With early childhood expression, there is heavy demand for educational content that engages kids, as we see given the sheer quantity of [growing] content on the market today, but it’s also a very tough middle ground to navigate. Beyond that, this pursuit brings to bear all of the advancing machine learning capabilities in an environment that doesn’t require that any one of them is airtight and then generates lots of hard-to-get data around child interactions. Those are strong attributes for an initial product wedge.
The third milestone is making an MVP demonstrating the target product. For language learning, that would be akin to a basic italki or hellotalk conversational partner. For early childhood expression, it would be a tablet app that interfaces through ASR with creative children to play with text → image models.
The fourth milestone is implementing and controlling a robust data flywheel. That is dependent on which direction is chosen, but each has their own variant.
Ensuing milestones are all about steadily improving the product and hiring the right leadership to ensure that we remain on the path towards building a digital Socrates that can power the Primer and not exiting at an earlier pitstop. That pitstop may be more lucrative today, but likely less lucrative and less impactful in the long term.
This section recaps the prior discussion and details the overall technology requirements.
At minimum, we need:
- A tablet device with enough processing power, likely aided by cloud infrastructure.
- A module for understanding language input, likely through text.
- A module for producing a coherent response to a series of utterances.
- A knowledge base accessible to the agent that can be updated in real time with new facts.
- Reliable confidence in its answers.
With the above, users can carry with them a portable agent with which they can converse and retrieve informed answers to their questions, as well as understanding when the agent isn’t sure of its knowledge.
Today, we have much of this with the advent of LLMs. What’s missing are 4) an accessible and updateable knowledge base and 5) reliable confidence in the answers.
We can build knowledge bases that represent accumulated conversational understanding, which is necessary towards user understanding. We can’t yet do LLM + knowledge bases that know how to update the LLM’s factual understanding. That’s a near-term challenge for the research community and is spurred by commercial need.
We don’t actually need the confidence measure to provide strong services that are akin to an assistant, but we do need it for a full-fledged Primer.
Those minimum requirements miss a number of features of Primer, such as:
- Voice input.
- Voice output.
- A teacher persona.
- A curricula experience.
- Visuals and animations.
Voice input and voice output are given by ASR and TTS, which adds the following to our list:
- Strong ASR across languages with low enough WER, even for kid voices.
- A TTS system with prosody that passes a threshold of quality.
Note that these are definitely requirements if targeting children younger than seven or kids with learning disabilities as they are slower to read or type.
The teacher persona needs the following:
- An animated teacher character with
- Animated movements, prebaked as necessary.
Optionally, it has a per-user memory module in order to have a coherent picture of what the student likes, doesn’t like, etc. This is the best version of the teacher and is arguably the hardest part of the entire pursuit.

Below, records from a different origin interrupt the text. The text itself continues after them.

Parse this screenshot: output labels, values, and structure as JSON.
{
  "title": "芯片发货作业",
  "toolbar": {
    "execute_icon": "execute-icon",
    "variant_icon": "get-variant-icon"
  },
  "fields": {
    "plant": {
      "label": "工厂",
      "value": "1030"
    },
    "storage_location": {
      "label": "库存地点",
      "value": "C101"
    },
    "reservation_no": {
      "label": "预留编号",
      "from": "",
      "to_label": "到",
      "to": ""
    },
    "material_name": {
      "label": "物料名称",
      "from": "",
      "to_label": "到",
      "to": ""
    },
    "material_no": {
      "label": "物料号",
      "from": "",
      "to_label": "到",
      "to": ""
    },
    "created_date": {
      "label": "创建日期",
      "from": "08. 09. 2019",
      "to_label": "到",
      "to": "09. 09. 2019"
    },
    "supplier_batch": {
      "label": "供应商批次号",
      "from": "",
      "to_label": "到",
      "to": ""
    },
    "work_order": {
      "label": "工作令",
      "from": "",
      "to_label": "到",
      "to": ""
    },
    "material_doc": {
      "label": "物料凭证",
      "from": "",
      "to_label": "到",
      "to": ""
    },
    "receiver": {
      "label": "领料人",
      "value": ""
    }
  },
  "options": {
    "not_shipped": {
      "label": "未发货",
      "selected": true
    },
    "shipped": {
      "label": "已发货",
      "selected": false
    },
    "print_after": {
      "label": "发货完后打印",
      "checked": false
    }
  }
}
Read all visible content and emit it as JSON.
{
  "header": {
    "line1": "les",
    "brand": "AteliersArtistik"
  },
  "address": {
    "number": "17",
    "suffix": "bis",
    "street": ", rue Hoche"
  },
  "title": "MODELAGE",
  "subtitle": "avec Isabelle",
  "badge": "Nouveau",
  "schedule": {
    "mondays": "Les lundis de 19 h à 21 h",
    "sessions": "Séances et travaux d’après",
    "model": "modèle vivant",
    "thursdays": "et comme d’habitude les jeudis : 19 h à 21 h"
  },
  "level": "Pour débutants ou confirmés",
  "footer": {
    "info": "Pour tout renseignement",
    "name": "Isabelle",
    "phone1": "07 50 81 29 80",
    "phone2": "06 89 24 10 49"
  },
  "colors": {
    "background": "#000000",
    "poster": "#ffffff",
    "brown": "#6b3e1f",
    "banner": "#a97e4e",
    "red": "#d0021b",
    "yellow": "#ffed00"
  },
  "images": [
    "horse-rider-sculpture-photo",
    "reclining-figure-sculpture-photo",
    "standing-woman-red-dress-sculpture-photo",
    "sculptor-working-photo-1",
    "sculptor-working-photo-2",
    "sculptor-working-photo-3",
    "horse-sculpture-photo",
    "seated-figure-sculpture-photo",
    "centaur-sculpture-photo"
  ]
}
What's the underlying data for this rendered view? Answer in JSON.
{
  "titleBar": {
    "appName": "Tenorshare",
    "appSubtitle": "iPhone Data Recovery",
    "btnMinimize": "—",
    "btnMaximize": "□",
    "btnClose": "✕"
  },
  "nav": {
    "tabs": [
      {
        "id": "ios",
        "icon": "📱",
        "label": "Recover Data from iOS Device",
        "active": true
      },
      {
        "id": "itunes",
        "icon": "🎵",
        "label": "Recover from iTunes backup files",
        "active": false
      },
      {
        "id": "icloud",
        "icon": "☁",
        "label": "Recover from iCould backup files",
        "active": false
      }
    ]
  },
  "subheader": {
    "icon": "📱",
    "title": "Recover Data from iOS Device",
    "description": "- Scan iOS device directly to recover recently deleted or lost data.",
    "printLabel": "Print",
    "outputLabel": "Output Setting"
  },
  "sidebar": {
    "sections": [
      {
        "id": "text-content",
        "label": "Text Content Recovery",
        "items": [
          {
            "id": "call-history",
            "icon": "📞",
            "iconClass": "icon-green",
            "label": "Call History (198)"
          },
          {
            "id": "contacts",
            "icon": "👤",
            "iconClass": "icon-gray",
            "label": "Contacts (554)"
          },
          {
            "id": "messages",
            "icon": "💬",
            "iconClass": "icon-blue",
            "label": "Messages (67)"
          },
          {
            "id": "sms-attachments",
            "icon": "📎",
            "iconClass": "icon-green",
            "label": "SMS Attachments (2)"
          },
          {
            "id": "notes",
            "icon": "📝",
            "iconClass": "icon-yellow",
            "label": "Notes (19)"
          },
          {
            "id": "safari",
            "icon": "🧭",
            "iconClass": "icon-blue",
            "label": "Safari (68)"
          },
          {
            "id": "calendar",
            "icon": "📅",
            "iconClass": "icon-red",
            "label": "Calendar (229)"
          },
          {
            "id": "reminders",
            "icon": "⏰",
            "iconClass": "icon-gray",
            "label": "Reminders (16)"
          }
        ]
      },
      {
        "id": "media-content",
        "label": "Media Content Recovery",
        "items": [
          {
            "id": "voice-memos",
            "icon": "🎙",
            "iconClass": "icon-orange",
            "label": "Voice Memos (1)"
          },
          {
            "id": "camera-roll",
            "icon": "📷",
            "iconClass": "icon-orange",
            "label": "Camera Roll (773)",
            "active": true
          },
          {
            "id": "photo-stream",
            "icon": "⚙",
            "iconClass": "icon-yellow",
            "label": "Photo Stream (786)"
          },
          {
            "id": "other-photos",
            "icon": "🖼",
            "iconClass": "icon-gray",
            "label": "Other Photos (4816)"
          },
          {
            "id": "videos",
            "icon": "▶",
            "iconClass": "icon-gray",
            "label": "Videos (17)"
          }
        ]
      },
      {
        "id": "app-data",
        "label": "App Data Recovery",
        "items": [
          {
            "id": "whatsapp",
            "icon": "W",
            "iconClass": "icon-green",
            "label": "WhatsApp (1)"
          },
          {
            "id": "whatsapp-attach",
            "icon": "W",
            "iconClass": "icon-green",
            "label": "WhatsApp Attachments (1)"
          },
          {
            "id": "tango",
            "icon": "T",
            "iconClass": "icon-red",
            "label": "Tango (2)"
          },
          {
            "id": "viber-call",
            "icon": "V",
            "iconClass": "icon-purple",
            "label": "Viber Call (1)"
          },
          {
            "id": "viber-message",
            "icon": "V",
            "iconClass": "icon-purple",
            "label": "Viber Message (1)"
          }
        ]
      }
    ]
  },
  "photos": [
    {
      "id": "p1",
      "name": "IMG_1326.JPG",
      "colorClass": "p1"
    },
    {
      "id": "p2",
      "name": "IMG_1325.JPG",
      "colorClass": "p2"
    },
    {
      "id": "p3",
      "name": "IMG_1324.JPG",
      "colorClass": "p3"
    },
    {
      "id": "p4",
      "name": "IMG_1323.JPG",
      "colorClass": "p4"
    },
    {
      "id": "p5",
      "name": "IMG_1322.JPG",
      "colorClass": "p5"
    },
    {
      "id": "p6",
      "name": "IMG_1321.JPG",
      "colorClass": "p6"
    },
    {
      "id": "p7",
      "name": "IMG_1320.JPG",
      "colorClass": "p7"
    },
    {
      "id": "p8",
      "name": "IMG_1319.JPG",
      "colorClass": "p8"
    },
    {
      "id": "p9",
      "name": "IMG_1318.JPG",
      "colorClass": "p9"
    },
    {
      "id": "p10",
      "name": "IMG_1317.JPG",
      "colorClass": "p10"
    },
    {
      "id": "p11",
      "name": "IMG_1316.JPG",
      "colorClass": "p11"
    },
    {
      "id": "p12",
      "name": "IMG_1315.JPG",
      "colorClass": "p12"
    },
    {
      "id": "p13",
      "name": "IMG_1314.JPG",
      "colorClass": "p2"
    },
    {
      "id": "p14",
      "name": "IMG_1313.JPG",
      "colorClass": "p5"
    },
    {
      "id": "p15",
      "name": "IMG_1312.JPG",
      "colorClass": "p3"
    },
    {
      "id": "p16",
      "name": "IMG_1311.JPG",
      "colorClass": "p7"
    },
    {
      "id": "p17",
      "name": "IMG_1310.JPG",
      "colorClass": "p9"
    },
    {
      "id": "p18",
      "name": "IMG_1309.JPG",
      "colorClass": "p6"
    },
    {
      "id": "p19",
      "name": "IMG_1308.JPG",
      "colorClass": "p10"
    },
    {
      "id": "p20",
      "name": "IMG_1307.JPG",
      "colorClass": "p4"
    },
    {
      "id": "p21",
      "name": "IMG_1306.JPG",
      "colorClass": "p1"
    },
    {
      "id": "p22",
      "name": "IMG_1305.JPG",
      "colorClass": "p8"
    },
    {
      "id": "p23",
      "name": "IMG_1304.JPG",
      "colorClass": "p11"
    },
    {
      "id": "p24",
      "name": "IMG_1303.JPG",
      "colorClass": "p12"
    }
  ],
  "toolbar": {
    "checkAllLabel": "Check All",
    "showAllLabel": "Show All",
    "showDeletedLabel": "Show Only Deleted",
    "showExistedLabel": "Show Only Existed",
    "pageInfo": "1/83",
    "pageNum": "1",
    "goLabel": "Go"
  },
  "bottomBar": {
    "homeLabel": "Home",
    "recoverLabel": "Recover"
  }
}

The visuals and animations asks for the following:
- Create imagery given text concepts that
- Is consistent across scenes and
- Does not confuse the user with extraneous components.
Optionally, it also can do video and motion generation.